Growing up in this part of the American “Midwest” – the belt that stretches from, let’s say Buffalo along the great lakes to Minnesota and encompassing most of the old industrial core of the country, I was exposed to a lot of food that was called “Eastern European” or “Slavic” or some similar designation that didn’t quite name itself as originating in a particular culture.  Some of the dishes were probably polish in origin, or Hungarian, Czech, or Russian.  But I think at some point it evolved into its own nearly unique cuisine.  A cuisine of the American Rust Belt.  Green peppers, paprika, onion, tomato, potatoes, and cabbage feature prominently in that cuisine – perhaps more so than in any of the countries or traditions that influenced it.

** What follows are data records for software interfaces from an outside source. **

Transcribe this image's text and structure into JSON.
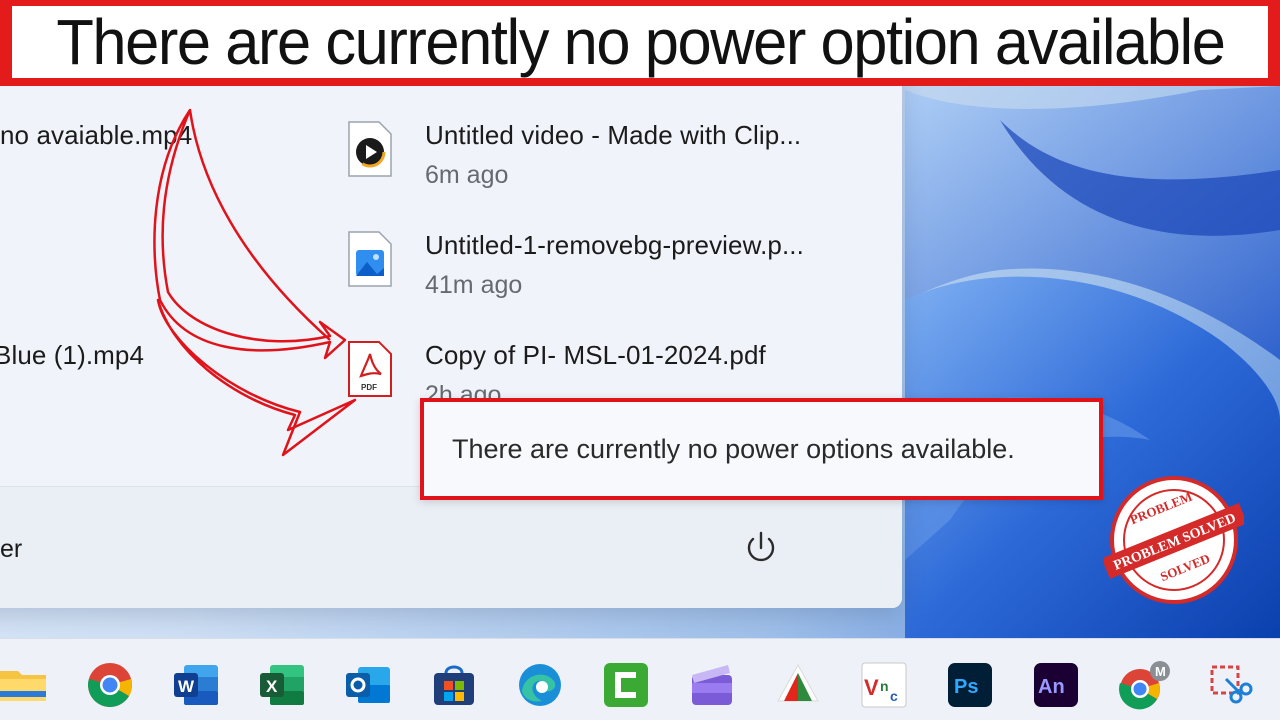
{
  "banner": {
    "title": "There are currently no power option available"
  },
  "start_menu": {
    "recommended_left": [
      {
        "name": "no avaiable.mp4"
      },
      {
        "name": "Blue (1).mp4"
      }
    ],
    "recommended_right": [
      {
        "name": "Untitled video - Made with Clip...",
        "time": "6m ago",
        "icon": "video-play-icon"
      },
      {
        "name": "Untitled-1-removebg-preview.p...",
        "time": "41m ago",
        "icon": "image-file-icon"
      },
      {
        "name": "Copy of PI- MSL-01-2024.pdf",
        "time": "2h ago",
        "icon": "pdf-file-icon"
      }
    ],
    "user_label": "er",
    "power_icon": "power-icon"
  },
  "tooltip": {
    "text": "There are currently no power options available."
  },
  "taskbar": {
    "apps": [
      {
        "name": "file-explorer-icon"
      },
      {
        "name": "chrome-icon"
      },
      {
        "name": "word-icon",
        "label": "W"
      },
      {
        "name": "excel-icon",
        "label": "X"
      },
      {
        "name": "outlook-icon",
        "label": "O"
      },
      {
        "name": "microsoft-store-icon"
      },
      {
        "name": "edge-icon"
      },
      {
        "name": "camtasia-icon"
      },
      {
        "name": "clipchamp-icon"
      },
      {
        "name": "foxit-icon"
      },
      {
        "name": "vnc-icon",
        "label": "Vnc"
      },
      {
        "name": "photoshop-icon",
        "label": "Ps"
      },
      {
        "name": "animate-icon",
        "label": "An"
      },
      {
        "name": "chrome-profile-icon",
        "badge": "M"
      },
      {
        "name": "snipping-tool-icon"
      }
    ]
  },
  "stamp": {
    "text_top": "PROBLEM",
    "text_mid": "PROBLEM SOLVED",
    "text_bottom": "SOLVED"
  },
  "colors": {
    "accent_red": "#e31b1b",
    "windows_blue": "#1f5fd6"
  }
}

My mother grew up in Cleveland.  Her cooking was strongly influenced by those flavors and traditions, and as a kid we ate a lot of things that were described using the words and names of those traditions – like for example goulash.    I say “described using the words and names of those traditions” because those things that were called goulash were not in fact goulash.  Search Google for “hamburger goulash” to see what I mean.  There’s macaroni in it.

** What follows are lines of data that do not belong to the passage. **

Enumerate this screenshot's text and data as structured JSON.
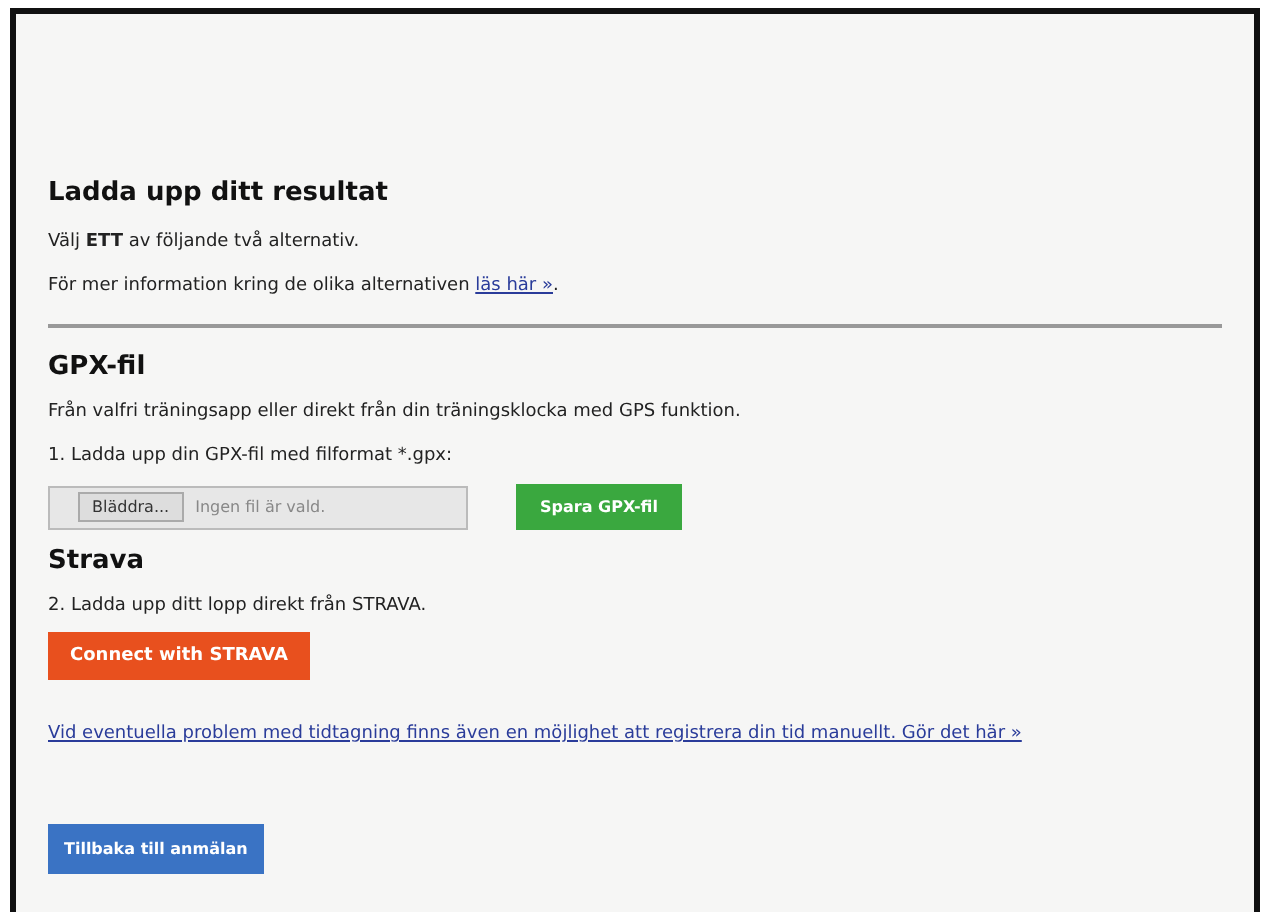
{
  "title": "Ladda upp ditt resultat",
  "intro": [
    "Välj **ETT** av följande två alternativ."
  ],
  "info": {
    "text": "För mer information kring de olika alternativen ",
    "link": "läs här »",
    "after": "."
  },
  "gpx": {
    "heading": "GPX-fil",
    "description": "Från valfri träningsapp eller direkt från din träningsklocka med GPS funktion.",
    "step": "1. Ladda upp din GPX-fil med filformat *.gpx:",
    "browse": "Bläddra...",
    "file_status": "Ingen fil är vald.",
    "save": "Spara GPX-fil"
  },
  "strava": {
    "heading": "Strava",
    "step": "2. Ladda upp ditt lopp direkt från STRAVA.",
    "connect": "Connect with **STRAVA**"
  },
  "manual_link": "Vid eventuella problem med tidtagning finns även en möjlighet att registrera din tid manuellt. Gör det här »",
  "back": "Tillbaka till anmälan"
}
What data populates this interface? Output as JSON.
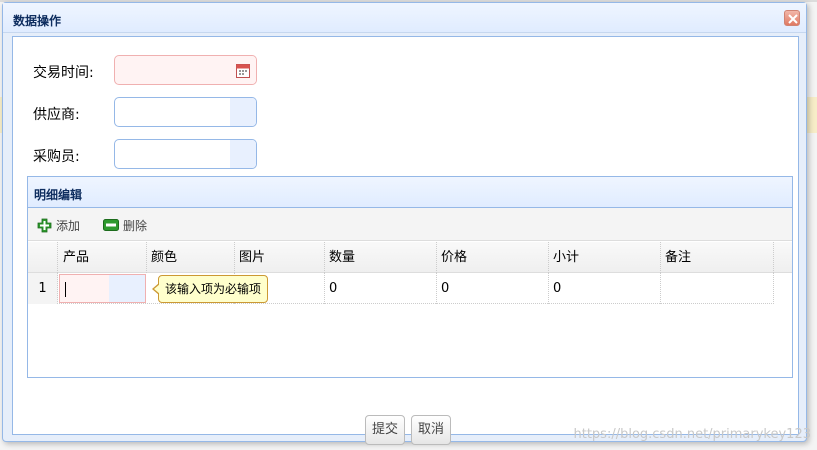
{
  "dialog": {
    "title": "数据操作"
  },
  "form": {
    "trade_time": {
      "label": "交易时间:",
      "value": ""
    },
    "supplier": {
      "label": "供应商:",
      "value": ""
    },
    "buyer": {
      "label": "采购员:",
      "value": ""
    }
  },
  "detail_panel": {
    "title": "明细编辑",
    "toolbar": {
      "add_label": "添加",
      "delete_label": "删除"
    },
    "columns": [
      "产品",
      "颜色",
      "图片",
      "数量",
      "价格",
      "小计",
      "备注"
    ],
    "rows": [
      {
        "row_number": "1",
        "product": "",
        "color": "",
        "image": "",
        "quantity": "0",
        "price": "0",
        "subtotal": "0",
        "remark": ""
      }
    ],
    "validation_tooltip": "该输入项为必输项"
  },
  "buttons": {
    "submit": "提交",
    "cancel": "取消"
  },
  "watermark": "https://blog.csdn.net/primarykey123",
  "colors": {
    "accent": "#95b8e7",
    "title_text": "#0e2d5f",
    "invalid": "#f0b0b0",
    "tooltip_bg": "#ffffcc"
  }
}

One of the dishes my mother commonly made consisted of cabbage leaves stuffed with ground meat and rice, then braised in a sauce of tomatoes, green peppers, and onions.    I didn’t like it.  The ground beef was dry and I always thought there was too much green pepper.  Since then, I’ve played around a lot with cabbage rolls under difference auspices as though calling them “Crepinette” or some other frenchified name would erase the faint emotional stain of those dry 1970’s cabbage rolls.   The truth is, once I started thinking of them as sausages, I genuinely started to enjoy them.


After a lot of playing around I discovered that a cabbage roll filled with cooked rice and finely ground and heavily spiced pork, dressed in a onion and tomato sauce tempered with a bit of yogurt or sour cream was really delicious.    Of course, then my chicken thigh addled brain said “hey, if you can make it with ground pork, you can make it with chicken thighs!”

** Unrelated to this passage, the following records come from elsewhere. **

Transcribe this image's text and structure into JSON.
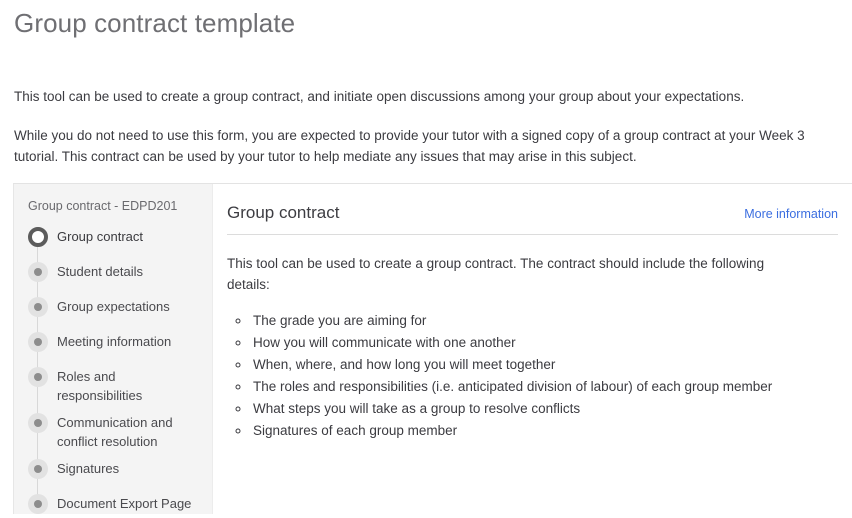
{
  "page": {
    "title": "Group contract template",
    "intro_paragraphs": [
      "This tool can be used to create a group contract, and initiate open discussions among your group about your expectations.",
      "While you do not need to use this form, you are expected to provide your tutor with a signed copy of a group contract at your Week 3 tutorial. This contract can be used by your tutor to help mediate any issues that may arise in this subject."
    ]
  },
  "sidebar": {
    "title": "Group contract - EDPD201",
    "steps": [
      {
        "label": "Group contract",
        "active": true
      },
      {
        "label": "Student details",
        "active": false
      },
      {
        "label": "Group expectations",
        "active": false
      },
      {
        "label": "Meeting information",
        "active": false
      },
      {
        "label": "Roles and responsibilities",
        "active": false
      },
      {
        "label": "Communication and conflict resolution",
        "active": false
      },
      {
        "label": "Signatures",
        "active": false
      },
      {
        "label": "Document Export Page",
        "active": false
      }
    ]
  },
  "panel": {
    "title": "Group contract",
    "more_information_label": "More information",
    "body_text": "This tool can be used to create a group contract. The contract should include the following details:",
    "details": [
      "The grade you are aiming for",
      "How you will communicate with one another",
      "When, where, and how long you will meet together",
      "The roles and responsibilities (i.e. anticipated division of labour) of each group member",
      "What steps you will take as a group to resolve conflicts",
      "Signatures of each group member"
    ]
  },
  "colors": {
    "page_title": "#6f6f73",
    "link": "#3b6ee0",
    "sidebar_bg": "#f4f4f4",
    "body_text": "#3b3b40",
    "active_marker": "#5c5c5c",
    "inactive_marker": "#8d8d8d"
  }
}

And I did.

These aren’t my mother’s cabbage rolls.  They’re a great way to use those outer leaves of a cabbage you bought to make coleslaw, and a great way use up that two-day old rice that came with the take out.  They’re like other dishes from that rust belt cuisine. They are thrifty, but really delicious.

Chicken Thigh Cabbage Rolls

Recipe by DrewCourse: Boneless, Stove Top


Prep time


Cooking time




  • Cabbage Rolls
  • 8 large cabbage leaves

  • 3 boneless skinless chicken thighs

  • 1 cup cooked white rice

  • 1 medium white onion

  • 2 cloves garlic

  • 1 tsp sweet paprika

  • ½ tsp fresh thyme leaves

  • ½ tsp ground black pepper

  • 1 tsp kosher salt

  • Sauce
  • 1 14.5 oz can peeled diced tomatoes

  • 2 cups chicken stock

  • 1 medium white onion

  • 1 tbsp sweet paprika

  • 2 tbsp unsalted butter

  • 1 tsp kosher salt

  • ½ cup sour cream or Greek yogurt


  • Cabbage Rolls
  • Separate the outer leaves from a head of cabbage.
  • Prepare a pot of boiling water.
  • Blanch the cabbage leaves in the water until just softened.
  • Peel, and trim the garlic.
  • Peel, trim, and coarsely chop the onion.
  • Cut the chicken into 2 inch pieces.
  • Add the garlic and onion to the bowl of a food processer.
  • Pulse until the onion and garlic are finely chopped.
  • Add the chicken, thyme, paprika and salt.
  • Process until the chicken is finely ground.
  • Add the rice and pulse just until combined.
  • Place a blanched cabbage leaf on a flat surface.
  • Place 1/8th of the filling on top of the leaf, off center.
  • Carefully fold the sides of the leaf over the filling, then roll to make a tightly rolled parcel.
  • Place the cabbage rolls into the prepared sauce and simmer covered until cooked through, about 40 minutes.
  • Sauce
  • Peel, trim, and slice the onion.
  • Add the butter to a pan over medium heat.
  • As soon as the butter has stopped foaming, add the onion and cook until the onion is translucent.
  • Add the paprika and cook for 2-3 minutes, or until fragrant but not smelling burnt.
  • Add the chicken stock, salt, and tomatoes and cook for 20 minutes.
  • Use the back of a spoon to break up the tomato pieces.
  • Stir in the sour cream.
  • Optional: I like to put about ½ of the sauce into a high speed blender then return it to the pan just before adding the sour cream for a creamier texture.

Be sure to check out my other food project, The Weekly Menu!

Leave a Reply

This site uses Akismet to reduce spam. Learn how your comment data is processed.